Back Porch Songs
As a kid in Edmonton, I used to listen to Canada’s Cowboy Troubadour, Stu Davis, on the radio. It was pure cowboy music and sometimes the guest singer would be Stu’s son, Duane. Davis enjoyed a successful career and I often wondered what happened to Duane. I recently found out when my brother Jim and I shared a stage with the Sons of the Sage?—?and Duane was the lead singer and guitar player.
Duane had left the stage, and after 27 years as a high school and university English teacher, his relocation from Alberta to the Shuswap inspired him to start singing again.
He gave me a copy of his CD at the Stony Plain Gathering and it is a gem!

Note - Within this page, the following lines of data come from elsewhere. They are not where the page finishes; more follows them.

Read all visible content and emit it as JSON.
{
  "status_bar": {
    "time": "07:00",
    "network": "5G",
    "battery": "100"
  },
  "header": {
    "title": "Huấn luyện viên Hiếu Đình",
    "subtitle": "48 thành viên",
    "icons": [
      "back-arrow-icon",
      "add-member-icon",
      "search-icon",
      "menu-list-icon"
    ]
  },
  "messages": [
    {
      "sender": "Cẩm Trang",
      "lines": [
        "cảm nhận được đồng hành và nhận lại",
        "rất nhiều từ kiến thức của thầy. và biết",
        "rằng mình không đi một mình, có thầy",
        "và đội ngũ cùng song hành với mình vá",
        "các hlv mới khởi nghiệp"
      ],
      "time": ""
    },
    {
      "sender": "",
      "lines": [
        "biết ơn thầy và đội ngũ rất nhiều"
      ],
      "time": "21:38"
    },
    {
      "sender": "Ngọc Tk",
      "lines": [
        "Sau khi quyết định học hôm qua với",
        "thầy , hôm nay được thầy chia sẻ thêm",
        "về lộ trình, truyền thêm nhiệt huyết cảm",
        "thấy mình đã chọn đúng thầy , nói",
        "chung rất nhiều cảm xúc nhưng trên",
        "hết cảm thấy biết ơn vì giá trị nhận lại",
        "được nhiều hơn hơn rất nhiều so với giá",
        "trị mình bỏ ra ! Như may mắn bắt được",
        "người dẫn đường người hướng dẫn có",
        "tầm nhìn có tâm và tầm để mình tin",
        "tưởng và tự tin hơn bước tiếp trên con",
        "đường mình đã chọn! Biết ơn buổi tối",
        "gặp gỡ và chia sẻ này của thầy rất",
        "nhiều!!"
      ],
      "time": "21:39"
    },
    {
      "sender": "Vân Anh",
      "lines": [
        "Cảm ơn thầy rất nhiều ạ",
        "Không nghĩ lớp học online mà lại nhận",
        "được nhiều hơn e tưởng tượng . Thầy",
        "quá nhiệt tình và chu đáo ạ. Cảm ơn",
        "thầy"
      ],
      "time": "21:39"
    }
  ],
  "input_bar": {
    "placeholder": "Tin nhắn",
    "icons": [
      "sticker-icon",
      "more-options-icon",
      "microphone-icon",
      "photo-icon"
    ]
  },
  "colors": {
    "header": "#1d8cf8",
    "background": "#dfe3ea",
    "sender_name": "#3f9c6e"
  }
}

Duane’s voice is as smooth and pure as a mountain stream. His guitar playing is superb.
The 12 carefully chosen songs are delivered with Duane’s voice sometimes harmonizing in a second track accompanied only by his guitar, and nothing more is needed. Every cut is great and my favourites are Early Snow and The Dude in the Ten Gallon Hat, a song made popular by his Dad. There’s a great example of his finger-picking style on a masterpiece he calls Finger Snappin.
I Still Wanna Be a Cowboy
It’s a challenge to come up with two or three songs that qualify for the CRTC’s Canadian Content criteria in each Spirit of the West radio show. I won’t play a track just because it’s Canadian. It’s gotta be high quality and measure up to standards I have for sound quality, production values, musicianship and
lyrical content. This one has several tracks that make the cut.
Two of the tracks feature the words of the fine poet Mag Mawhinney that Abe has set to music.
Grandpa’s Spurs was the first track I played on the show. The line, “I can still see Grampa grinnin’ when I got those rowels a-spinnin'” is a real grabber. Mag’s poem, A Cowboy’s Romance really comes to life with the old-time waltz tempo and easy melody Abe lends to it.
Nicely produced at Dan Sczebel’s Kamloops studio, it includes guitar, bass, mandolin and drums all played by Dan, with Abe doing rhythm guitar and harmony vocals. You get 12 quality tracks here with a few classics written by Johnny Cash, Marty Robbins and Gene Autry along with the originals. I should give honourable mention to track number 4; The Spirit of the West?—?now that’s a good song title!